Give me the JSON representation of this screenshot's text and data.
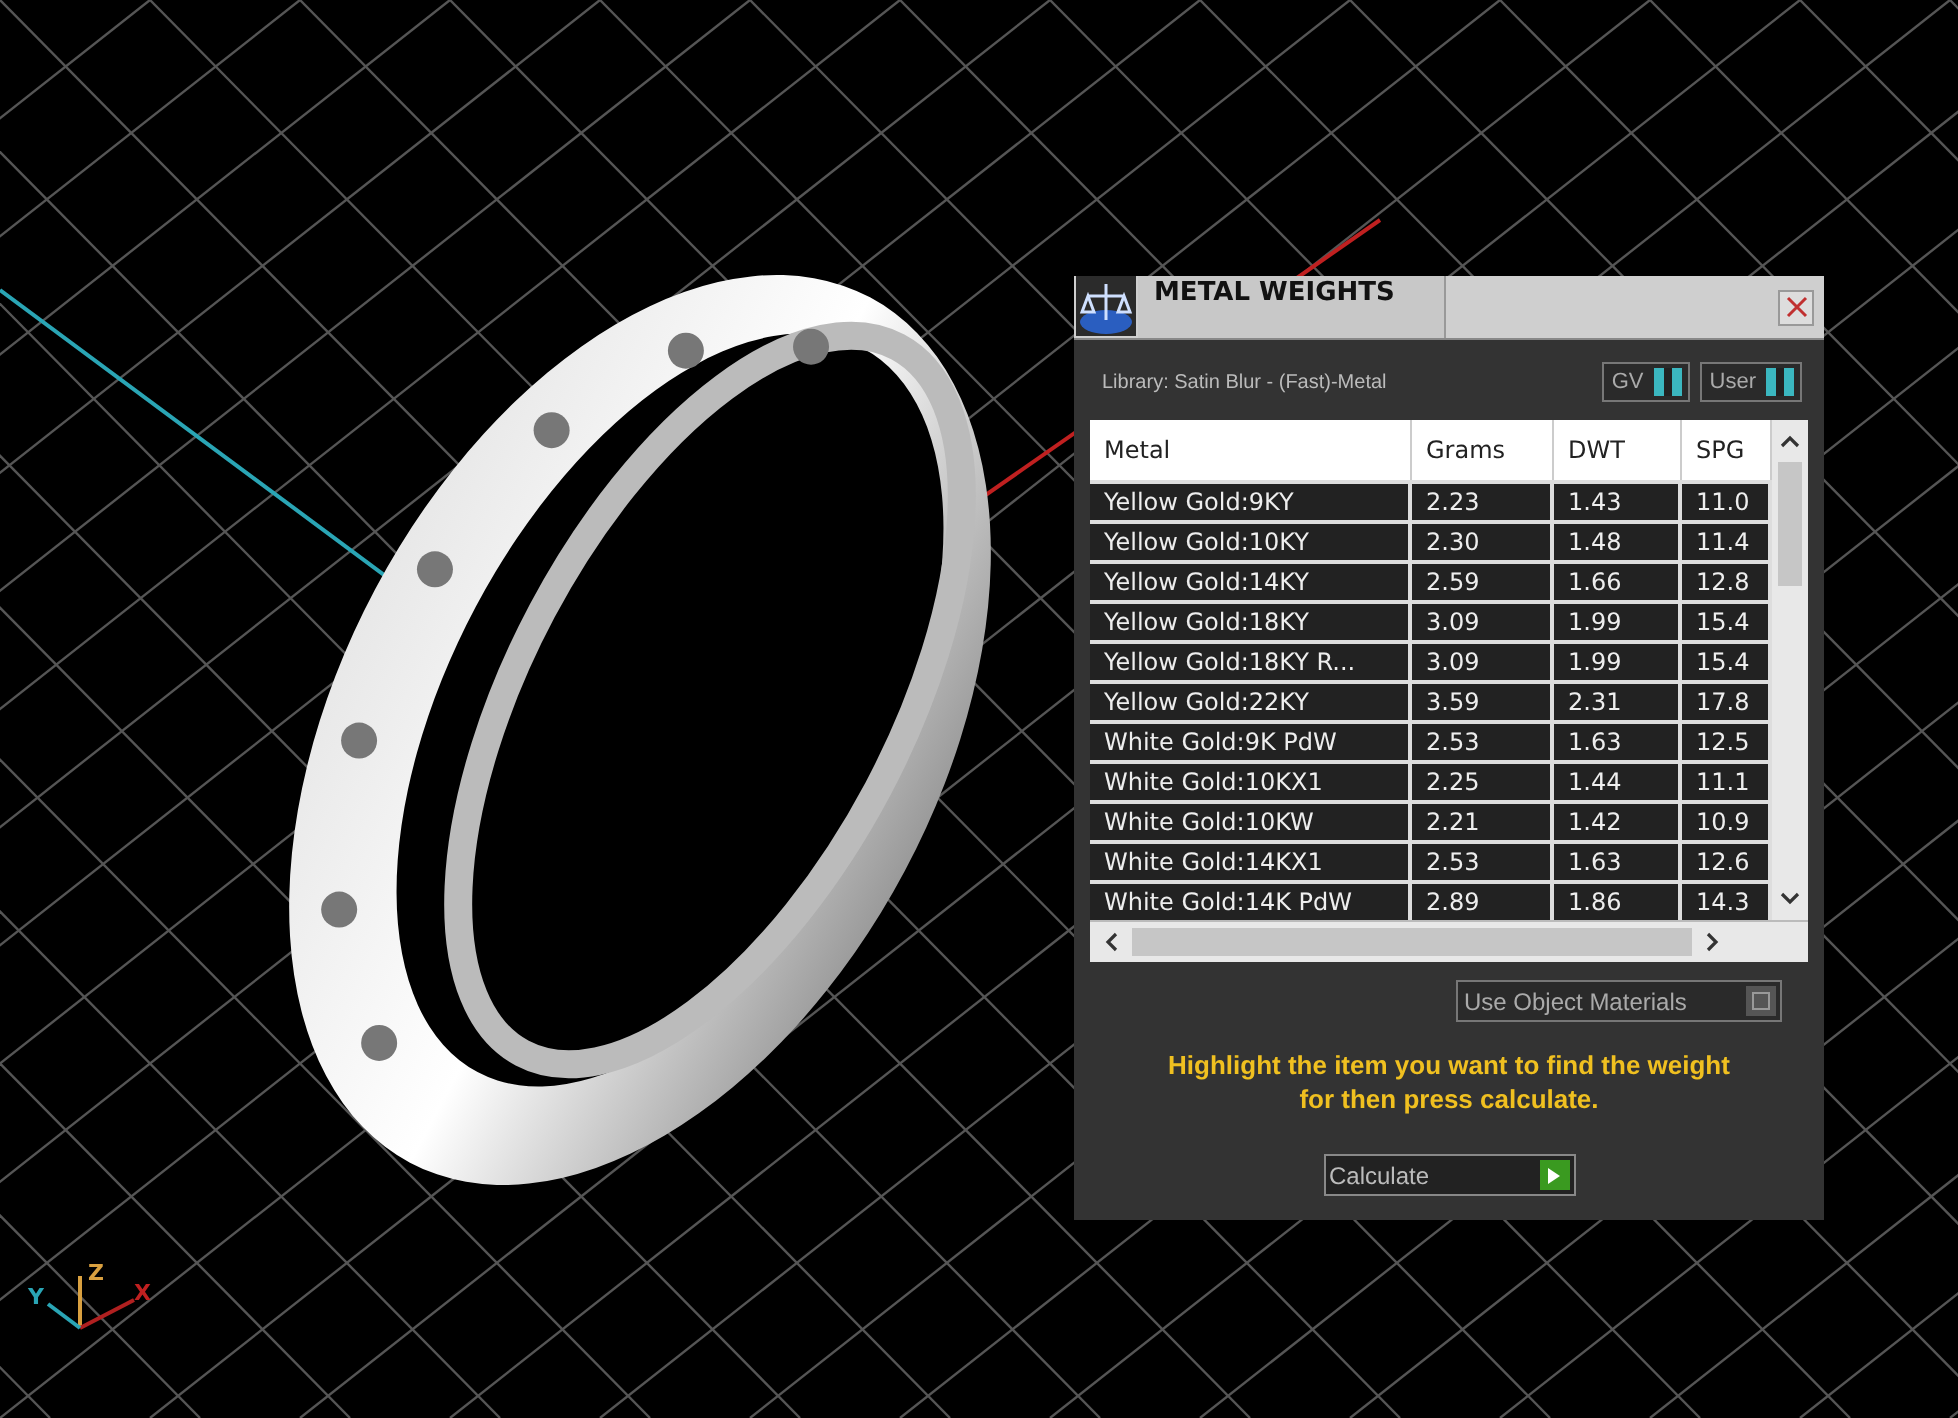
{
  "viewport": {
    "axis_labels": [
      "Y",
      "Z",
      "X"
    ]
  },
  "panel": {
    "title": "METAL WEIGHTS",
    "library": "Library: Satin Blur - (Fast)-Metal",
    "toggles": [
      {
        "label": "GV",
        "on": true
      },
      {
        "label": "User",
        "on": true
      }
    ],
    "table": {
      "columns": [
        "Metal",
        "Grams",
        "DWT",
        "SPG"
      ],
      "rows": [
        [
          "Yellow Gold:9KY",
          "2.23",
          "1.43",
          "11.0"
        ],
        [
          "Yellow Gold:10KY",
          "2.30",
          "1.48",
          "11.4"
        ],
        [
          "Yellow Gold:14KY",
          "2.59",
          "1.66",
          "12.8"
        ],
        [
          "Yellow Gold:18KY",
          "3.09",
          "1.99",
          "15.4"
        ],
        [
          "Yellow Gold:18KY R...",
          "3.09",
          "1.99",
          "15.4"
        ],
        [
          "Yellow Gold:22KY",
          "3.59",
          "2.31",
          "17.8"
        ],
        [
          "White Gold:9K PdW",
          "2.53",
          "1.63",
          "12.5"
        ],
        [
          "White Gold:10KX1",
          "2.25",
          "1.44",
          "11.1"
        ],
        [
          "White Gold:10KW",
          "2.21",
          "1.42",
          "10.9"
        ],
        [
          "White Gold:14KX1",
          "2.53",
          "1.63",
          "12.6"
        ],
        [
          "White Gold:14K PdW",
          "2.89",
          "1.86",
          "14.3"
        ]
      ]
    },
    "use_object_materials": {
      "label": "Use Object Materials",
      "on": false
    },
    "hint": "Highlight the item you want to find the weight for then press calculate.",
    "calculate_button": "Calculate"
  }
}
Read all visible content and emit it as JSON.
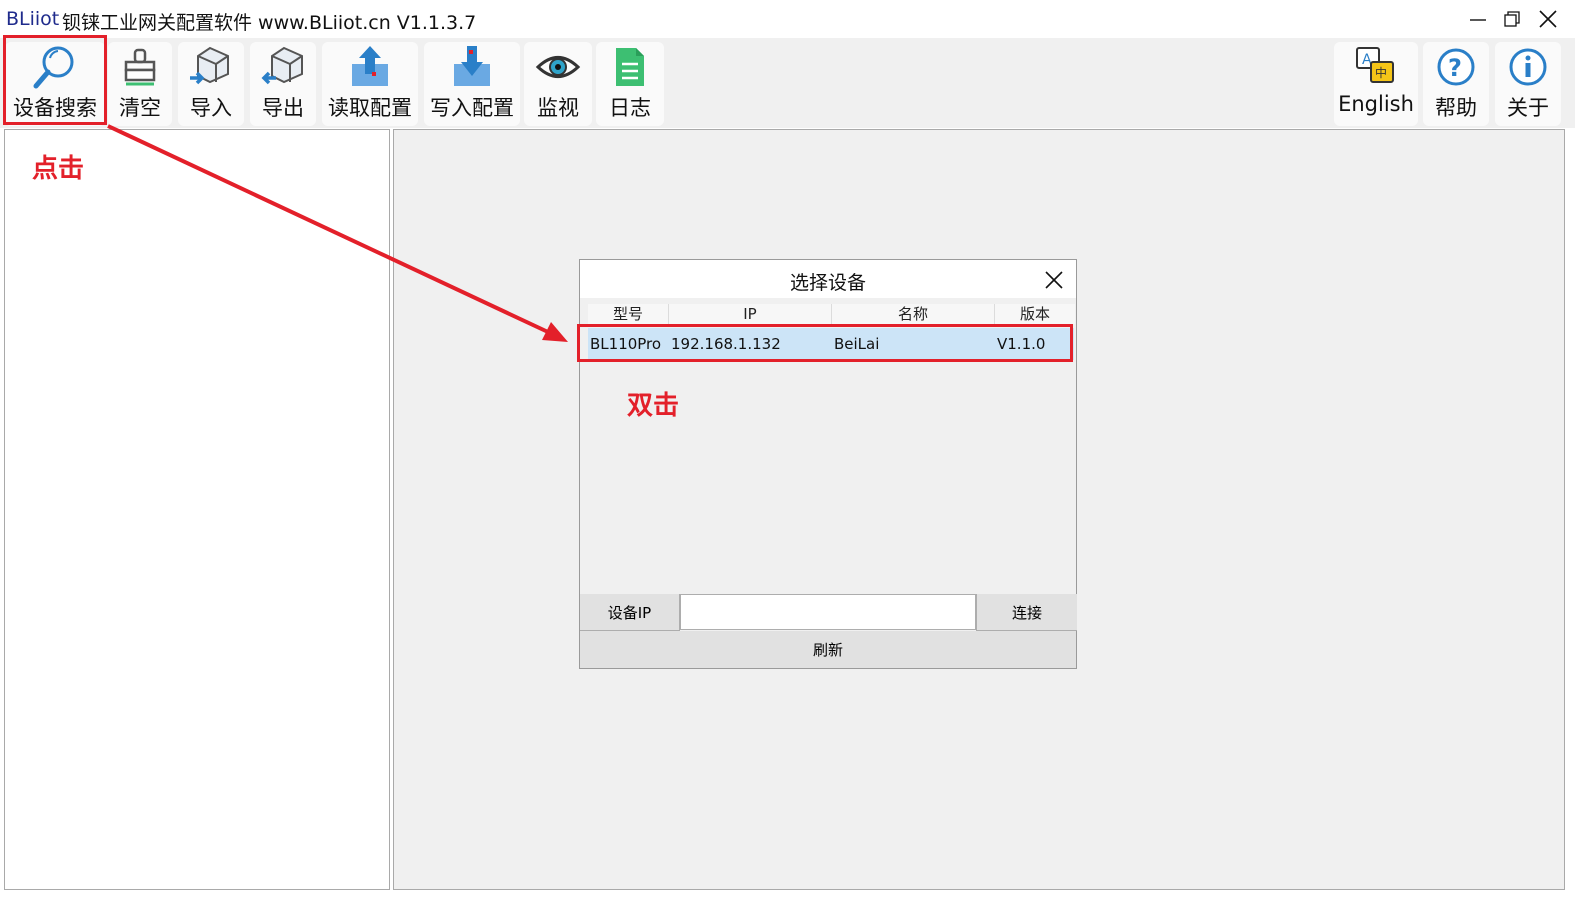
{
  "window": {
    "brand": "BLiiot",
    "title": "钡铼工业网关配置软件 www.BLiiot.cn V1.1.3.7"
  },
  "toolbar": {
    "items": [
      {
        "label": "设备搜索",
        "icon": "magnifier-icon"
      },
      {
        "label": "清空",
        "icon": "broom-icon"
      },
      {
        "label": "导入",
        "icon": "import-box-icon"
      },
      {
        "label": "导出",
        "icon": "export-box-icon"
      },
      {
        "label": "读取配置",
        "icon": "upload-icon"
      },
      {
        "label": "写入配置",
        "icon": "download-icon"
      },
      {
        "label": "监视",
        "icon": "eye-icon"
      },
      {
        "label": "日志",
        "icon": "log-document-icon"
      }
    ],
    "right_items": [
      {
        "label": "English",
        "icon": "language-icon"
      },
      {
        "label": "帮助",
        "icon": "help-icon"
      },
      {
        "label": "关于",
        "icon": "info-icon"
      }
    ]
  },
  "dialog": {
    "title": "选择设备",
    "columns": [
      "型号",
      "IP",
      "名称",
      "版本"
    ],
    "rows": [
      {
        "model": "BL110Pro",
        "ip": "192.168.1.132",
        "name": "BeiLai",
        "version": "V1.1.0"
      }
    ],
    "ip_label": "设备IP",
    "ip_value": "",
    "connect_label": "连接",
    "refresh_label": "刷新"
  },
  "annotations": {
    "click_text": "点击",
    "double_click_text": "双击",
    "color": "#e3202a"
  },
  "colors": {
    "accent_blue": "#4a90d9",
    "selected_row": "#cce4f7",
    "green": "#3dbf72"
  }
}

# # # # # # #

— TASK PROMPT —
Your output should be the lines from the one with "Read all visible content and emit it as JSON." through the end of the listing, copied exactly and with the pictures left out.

— RESULT FOR THIS TASK —
Read all visible content and emit it as JSON.
{
  "window": {
    "brand": "BLiiot",
    "title": "钡铼工业网关配置软件 www.BLiiot.cn V1.1.3.7"
  },
  "toolbar": {
    "items": [
      {
        "label": "设备搜索",
        "icon": "magnifier-icon"
      },
      {
        "label": "清空",
        "icon": "broom-icon"
      },
      {
        "label": "导入",
        "icon": "import-box-icon"
      },
      {
        "label": "导出",
        "icon": "export-box-icon"
      },
      {
        "label": "读取配置",
        "icon": "upload-icon"
      },
      {
        "label": "写入配置",
        "icon": "download-icon"
      },
      {
        "label": "监视",
        "icon": "eye-icon"
      },
      {
        "label": "日志",
        "icon": "log-document-icon"
      }
    ],
    "right_items": [
      {
        "label": "English",
        "icon": "language-icon"
      },
      {
        "label": "帮助",
        "icon": "help-icon"
      },
      {
        "label": "关于",
        "icon": "info-icon"
      }
    ]
  },
  "dialog": {
    "title": "选择设备",
    "columns": [
      "型号",
      "IP",
      "名称",
      "版本"
    ],
    "rows": [
      {
        "model": "BL110Pro",
        "ip": "192.168.1.132",
        "name": "BeiLai",
        "version": "V1.1.0"
      }
    ],
    "ip_label": "设备IP",
    "ip_value": "",
    "connect_label": "连接",
    "refresh_label": "刷新"
  },
  "annotations": {
    "click_text": "点击",
    "double_click_text": "双击",
    "color": "#e3202a"
  },
  "colors": {
    "accent_blue": "#4a90d9",
    "selected_row": "#cce4f7",
    "green": "#3dbf72"
  }
}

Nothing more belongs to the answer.